When I was 12, I wanted to be the next Stephen King. I'd just read 'Salem's Lot and it was the spookiest thing I'd ever held in my little hands. I wanted that power: the magical ability to scare someone at will. Or, in Steve's case, millions of people.
In high school, I wrote painfully basic, angsty teen poetry and clumsily dark short stories. A lot of them got published in the annual literary magazine because so many teenagers identify with moody free verse and macabre prose. So writing was obviously my calling. I went to college with the vague ambition to become a famous author. My freshman year, I took a journalism course because my mom insisted.
"Just in case," she said. "Just in case your career as an internationally renowned horror novelist has any hiccups. You can fall back on this."
Journalism was dry as graveyard dust and I hated it. I wanted to make up stories at my leisure, spin lurid tales evil, creeping creatures eating children in the pitch-black dead of night. That was way more fun than research and facts and all that boring shit.
Thankfully, I was spared the ticklish task of deciding exactly what to do with an English degree. Toward the end of my second year of school, I was kicked out for aggravated destruction of private property and general alcoholic mayhem.
I didn't have much to contribute to higher education but there was at least one place where alcoholic mayhem wasn't only tolerated but encouraged: the service industry. I could be a superstar there. And it's probably where I would have ended up anyway with a BA in English.
After two years in the biz, I was tiptoeing up to suicide. I discovered a certain ennui and lack of fulfilment that came with being a degree-less 23 year old surfing the seas of substance abuse, relying on the public's generosity for income.
I'd never been religious. Quite belligerently the opposite, in fact. But when I stumbled across a little introduction to Buddhism at a local bookstore, I bought it on a whim. At the end of that book, I was home. It just made sense on an atavistic level, touched something ineffable that was already inside me.
I spent the next few years studying everything about Buddhism I could find. As deeply as I connected with the basic teachings, I never really meshed with a specific style or approach. All the teachers were clear, however: it was important to pick a tradition and stick with it to really get the life-altering benefits of practice. Otherwise, you risked drifting aimlessly through a spiritual buffet, nibbling here and there without ever sitting down to a real meal.
Nonetheless, I persisted with my drifting. I dabbled in all of Buddhism's major flavors. I went on Zen retreats and vipassana retreats; I read hundreds of books; I tried a dozen different meditation techniques. Eventually, I came to the conclusion that I loved aspects of each approach but felt they were all too limited individually.
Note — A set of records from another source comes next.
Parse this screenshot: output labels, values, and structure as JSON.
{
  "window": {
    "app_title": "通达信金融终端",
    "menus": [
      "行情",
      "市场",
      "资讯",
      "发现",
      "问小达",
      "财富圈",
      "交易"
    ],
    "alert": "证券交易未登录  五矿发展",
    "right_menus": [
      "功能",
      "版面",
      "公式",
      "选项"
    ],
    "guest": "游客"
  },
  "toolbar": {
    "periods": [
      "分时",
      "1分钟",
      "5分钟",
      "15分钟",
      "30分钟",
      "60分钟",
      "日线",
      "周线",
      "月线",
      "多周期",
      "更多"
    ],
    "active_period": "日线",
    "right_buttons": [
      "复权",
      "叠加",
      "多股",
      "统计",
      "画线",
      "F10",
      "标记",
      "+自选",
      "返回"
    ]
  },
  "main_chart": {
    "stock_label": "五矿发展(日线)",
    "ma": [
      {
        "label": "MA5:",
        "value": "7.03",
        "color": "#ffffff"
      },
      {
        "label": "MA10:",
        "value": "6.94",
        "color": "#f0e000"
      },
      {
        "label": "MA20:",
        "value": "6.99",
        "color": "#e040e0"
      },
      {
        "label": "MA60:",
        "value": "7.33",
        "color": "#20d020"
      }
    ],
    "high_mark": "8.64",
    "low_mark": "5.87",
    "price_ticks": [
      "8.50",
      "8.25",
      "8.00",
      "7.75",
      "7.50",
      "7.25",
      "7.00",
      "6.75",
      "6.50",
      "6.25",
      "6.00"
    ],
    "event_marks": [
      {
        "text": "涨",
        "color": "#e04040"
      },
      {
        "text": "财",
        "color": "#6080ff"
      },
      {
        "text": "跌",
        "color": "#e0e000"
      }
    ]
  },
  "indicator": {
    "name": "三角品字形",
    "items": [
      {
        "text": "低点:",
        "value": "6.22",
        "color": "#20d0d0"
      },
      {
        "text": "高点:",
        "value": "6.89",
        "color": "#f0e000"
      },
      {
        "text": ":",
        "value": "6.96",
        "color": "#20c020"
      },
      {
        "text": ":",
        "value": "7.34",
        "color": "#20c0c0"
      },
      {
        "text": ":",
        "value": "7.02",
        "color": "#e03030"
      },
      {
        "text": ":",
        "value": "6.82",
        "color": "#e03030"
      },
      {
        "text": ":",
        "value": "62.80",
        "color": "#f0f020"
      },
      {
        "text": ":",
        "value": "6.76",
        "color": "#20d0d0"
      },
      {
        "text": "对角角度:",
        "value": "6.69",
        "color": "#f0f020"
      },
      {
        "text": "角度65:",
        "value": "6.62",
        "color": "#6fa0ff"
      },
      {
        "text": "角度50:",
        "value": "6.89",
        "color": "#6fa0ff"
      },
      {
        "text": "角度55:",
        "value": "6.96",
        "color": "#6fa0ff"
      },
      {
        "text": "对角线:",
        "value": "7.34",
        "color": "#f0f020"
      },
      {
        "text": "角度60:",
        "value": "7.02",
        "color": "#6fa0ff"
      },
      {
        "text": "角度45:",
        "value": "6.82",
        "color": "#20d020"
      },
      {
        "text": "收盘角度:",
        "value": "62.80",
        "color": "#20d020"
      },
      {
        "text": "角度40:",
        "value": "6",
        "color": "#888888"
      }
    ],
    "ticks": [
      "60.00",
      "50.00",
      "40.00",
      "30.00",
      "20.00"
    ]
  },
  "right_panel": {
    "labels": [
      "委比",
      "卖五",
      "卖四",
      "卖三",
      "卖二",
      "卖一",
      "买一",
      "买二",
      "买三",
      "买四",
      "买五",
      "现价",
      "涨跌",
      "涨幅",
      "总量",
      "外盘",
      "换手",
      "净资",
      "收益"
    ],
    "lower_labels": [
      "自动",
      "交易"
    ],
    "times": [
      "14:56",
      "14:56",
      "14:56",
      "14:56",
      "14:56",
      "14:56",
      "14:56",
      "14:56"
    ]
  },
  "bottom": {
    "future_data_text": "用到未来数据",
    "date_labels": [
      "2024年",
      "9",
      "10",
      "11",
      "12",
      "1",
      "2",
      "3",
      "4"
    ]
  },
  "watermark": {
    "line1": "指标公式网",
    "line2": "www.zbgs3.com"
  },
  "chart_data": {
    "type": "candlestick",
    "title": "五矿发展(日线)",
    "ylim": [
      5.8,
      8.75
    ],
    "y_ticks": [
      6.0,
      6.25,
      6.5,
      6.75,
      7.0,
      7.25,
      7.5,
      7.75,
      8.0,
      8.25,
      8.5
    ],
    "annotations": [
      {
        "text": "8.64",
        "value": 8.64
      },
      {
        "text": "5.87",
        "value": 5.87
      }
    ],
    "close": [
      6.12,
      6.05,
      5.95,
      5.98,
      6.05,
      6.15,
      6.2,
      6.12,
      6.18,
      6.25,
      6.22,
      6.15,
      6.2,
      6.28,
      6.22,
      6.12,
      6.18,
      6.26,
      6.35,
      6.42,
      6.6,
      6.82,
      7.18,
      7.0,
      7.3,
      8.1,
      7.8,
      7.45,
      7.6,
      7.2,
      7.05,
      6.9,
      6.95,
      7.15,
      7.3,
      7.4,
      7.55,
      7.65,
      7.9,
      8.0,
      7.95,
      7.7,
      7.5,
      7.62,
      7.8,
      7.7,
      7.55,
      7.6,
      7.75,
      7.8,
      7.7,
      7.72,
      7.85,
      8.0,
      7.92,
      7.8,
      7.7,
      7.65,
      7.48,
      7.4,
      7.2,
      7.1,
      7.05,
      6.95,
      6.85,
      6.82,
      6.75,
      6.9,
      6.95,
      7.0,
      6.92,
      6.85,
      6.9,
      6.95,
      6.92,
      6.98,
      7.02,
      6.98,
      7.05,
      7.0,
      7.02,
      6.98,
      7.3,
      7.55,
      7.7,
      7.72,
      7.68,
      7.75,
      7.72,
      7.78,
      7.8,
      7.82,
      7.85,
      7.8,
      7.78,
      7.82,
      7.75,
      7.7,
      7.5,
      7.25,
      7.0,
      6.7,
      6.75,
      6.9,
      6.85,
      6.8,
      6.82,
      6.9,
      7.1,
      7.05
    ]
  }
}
I wanted an all-inclusive approach, something that embraced a multitude of methods, an exhaustive plan for engineering enlightenment.
Eventually, I found exactly that in the teachings of Shinzen Young. Shinzen has spent almost 50 years immersed in contemplative traditions from around the world. He took the most effective tecnniques from each tradition and assembled them into a universal, secular system called Unified Mindfulness. He designed this system to produce tangible positive results and evolve in tandem with modern science.
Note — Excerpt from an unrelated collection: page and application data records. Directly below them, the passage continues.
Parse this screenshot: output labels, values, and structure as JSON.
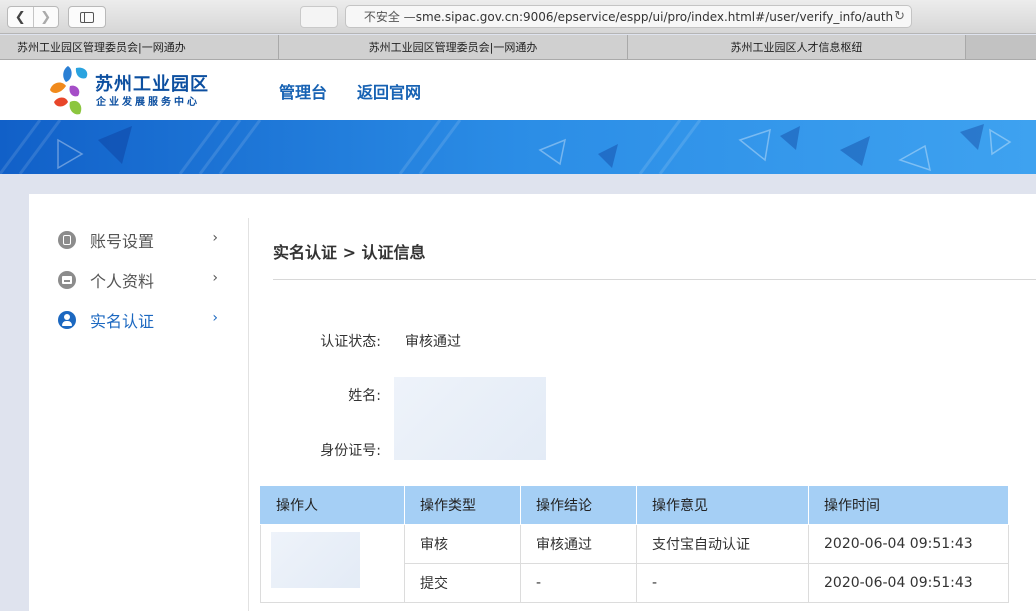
{
  "browser": {
    "address_warning": "不安全 —",
    "address_url": " sme.sipac.gov.cn:9006/epservice/espp/ui/pro/index.html#/user/verify_info/auth"
  },
  "tabs": [
    {
      "label": "苏州工业园区管理委员会|一网通办"
    },
    {
      "label": "苏州工业园区管理委员会|一网通办"
    },
    {
      "label": "苏州工业园区人才信息枢纽"
    }
  ],
  "site": {
    "logo_title": "苏州工业园区",
    "logo_subtitle": "企业发展服务中心",
    "nav": [
      {
        "label": "管理台"
      },
      {
        "label": "返回官网"
      }
    ]
  },
  "sidebar": {
    "items": [
      {
        "label": "账号设置",
        "icon": "phone-icon",
        "active": false
      },
      {
        "label": "个人资料",
        "icon": "id-card-icon",
        "active": false
      },
      {
        "label": "实名认证",
        "icon": "user-icon",
        "active": true
      }
    ],
    "chevron": "›"
  },
  "main": {
    "breadcrumb": "实名认证 > 认证信息",
    "fields": {
      "status_label": "认证状态:",
      "status_value": "审核通过",
      "name_label": "姓名:",
      "id_label": "身份证号:"
    },
    "table": {
      "headers": [
        "操作人",
        "操作类型",
        "操作结论",
        "操作意见",
        "操作时间"
      ],
      "rows": [
        [
          "",
          "审核",
          "审核通过",
          "支付宝自动认证",
          "2020-06-04 09:51:43"
        ],
        [
          "",
          "提交",
          "-",
          "-",
          "2020-06-04 09:51:43"
        ]
      ]
    }
  },
  "colors": {
    "accent": "#1c68c0",
    "table_header": "#a5cff5",
    "banner": "#2b8de6"
  }
}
UM was precisely what I'd been looking for. And all it took was the patience to make it through 18 years of being told it didn't exist.
These potent techniques kicked my lagging practice in the ass, streamlined it, and maxed it out. I felt like I was finally going in the right direction, at the proper speed, with the correct signs in front of me to keep me on track.
After a couple years working with UM, I decided I wanted to learn how to teach others the system. This is a non-religious approach that doesn't require participants to believe or disbelieve anything particular. There's no dogma attached and it plays well with any creed, method, or philosophy. Because of that, it can be utilized by literally anyone. Many people aren't interested in adopting a new spirituality, or discarding their existing one. Lots of folks don't want anything to do with words like "spiritual" at all. UM offers everyone a practical way to explore their innermost experience, get to know themselves on the deepest level, and experience happiness independent of circumstances.
UM has been a powerful tool for me and I think it's invaluable for the rest of the world. It has the potential to ease suffering on a massive scale and democratize enlightenment (Shinzen's words, not mine). I look forward to spending the rest of my life writing about the colossal potential for modern mindfulness and coaching others toward their greatest fulfilment. It's a privilege to be able to help.